WHAT IS REQUIRED ▸ Whenever the word "Ajouter" turns up in a line below, that line should be copied.

Data records for software interfaces ▸
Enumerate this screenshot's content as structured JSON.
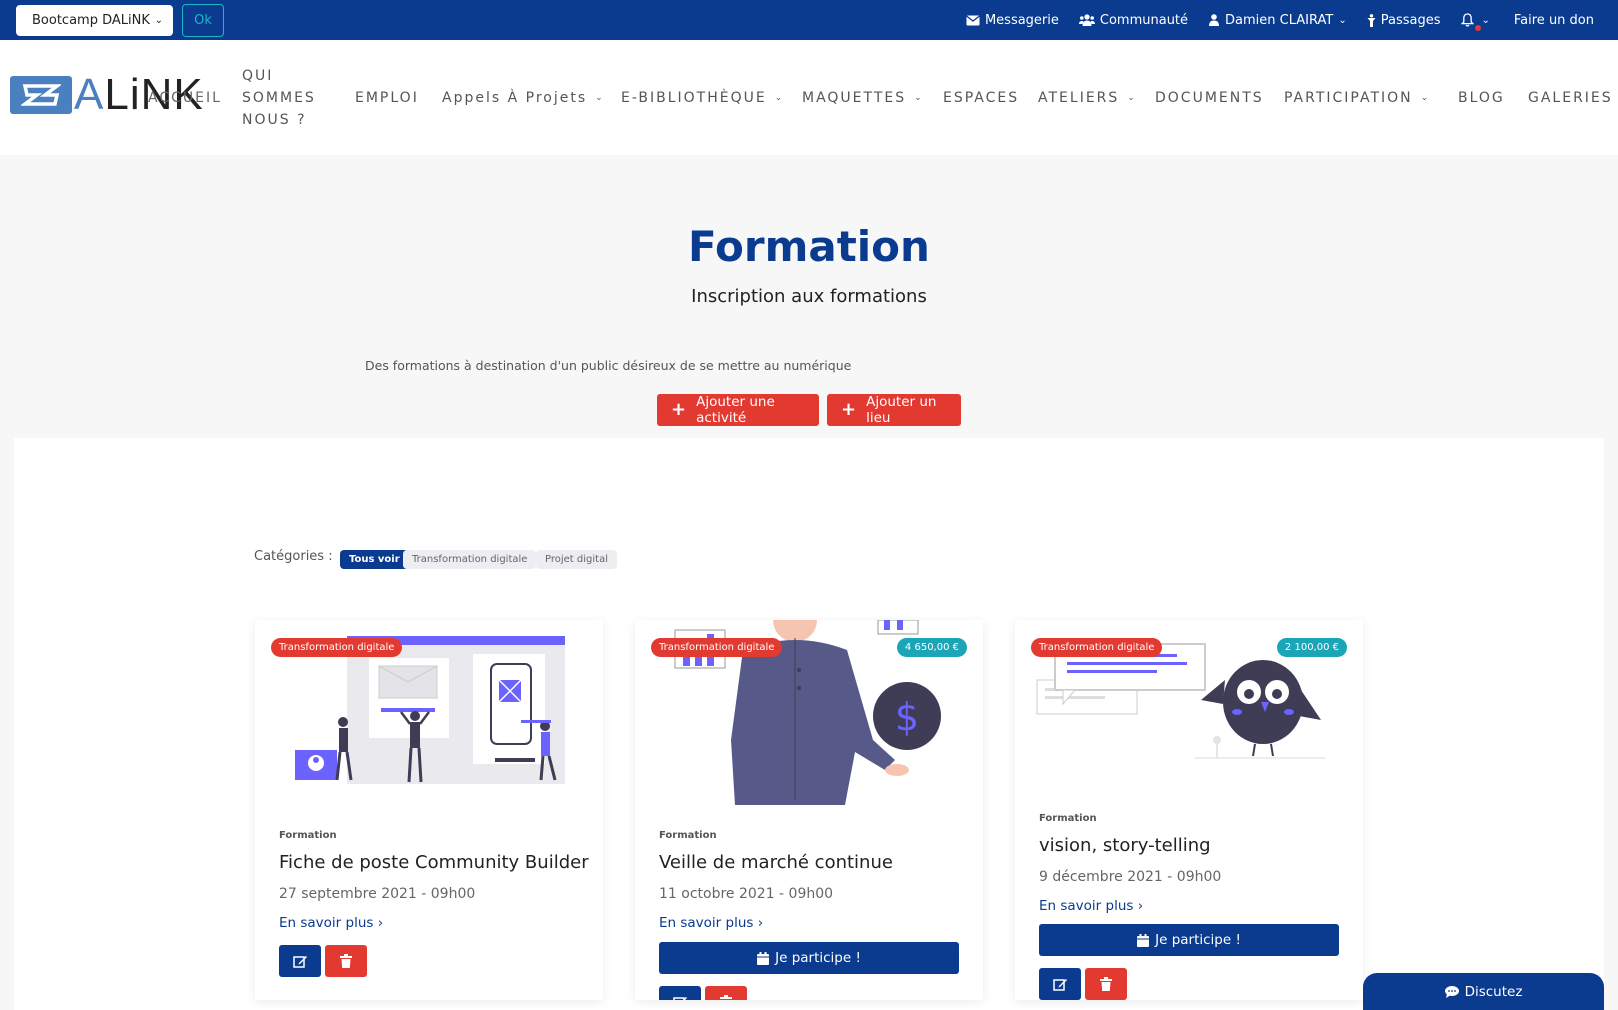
{
  "topbar": {
    "space_select": "Bootcamp DALiNK",
    "ok_label": "Ok",
    "links": {
      "messagerie": "Messagerie",
      "communaute": "Communauté",
      "user": "Damien CLAIRAT",
      "passages": "Passages",
      "don": "Faire un don"
    }
  },
  "logo": {
    "a": "A",
    "rest": "LiNK"
  },
  "nav": {
    "accueil": "ACCUEIL",
    "qui": "QUI SOMMES NOUS ?",
    "emploi": "EMPLOI",
    "appels": "Appels À Projets",
    "ebiblio": "E-BIBLIOTHÈQUE",
    "maquettes": "MAQUETTES",
    "espaces": "ESPACES",
    "ateliers": "ATELIERS",
    "documents": "DOCUMENTS",
    "participation": "PARTICIPATION",
    "blog": "BLOG",
    "galeries": "GALERIES"
  },
  "hero": {
    "title": "Formation",
    "subtitle": "Inscription aux formations",
    "description": "Des formations à destination d'un public désireux de se mettre au numérique",
    "add_activity": "Ajouter une activité",
    "add_place": "Ajouter un lieu"
  },
  "categories": {
    "label": "Catégories :",
    "all": "Tous voir",
    "items": [
      "Transformation digitale",
      "Projet digital"
    ]
  },
  "cards": [
    {
      "tag": "Transformation digitale",
      "price": "",
      "type": "Formation",
      "title": "Fiche de poste Community Builder",
      "date": "27 septembre 2021 - 09h00",
      "more": "En savoir plus",
      "participe": ""
    },
    {
      "tag": "Transformation digitale",
      "price": "4 650,00 €",
      "type": "Formation",
      "title": "Veille de marché continue",
      "date": "11 octobre 2021 - 09h00",
      "more": "En savoir plus",
      "participe": "Je participe !"
    },
    {
      "tag": "Transformation digitale",
      "price": "2 100,00 €",
      "type": "Formation",
      "title": "vision, story-telling",
      "date": "9 décembre 2021 - 09h00",
      "more": "En savoir plus",
      "participe": "Je participe !"
    }
  ],
  "chat": {
    "label": "Discutez"
  },
  "colors": {
    "primary": "#0a3b8f",
    "danger": "#e23a31",
    "teal": "#1aa6b7",
    "accent": "#6c63ff"
  }
}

THE COMPLETED TASK ▸
    "add_activity": "Ajouter une activité",
    "add_place": "Ajouter un lieu"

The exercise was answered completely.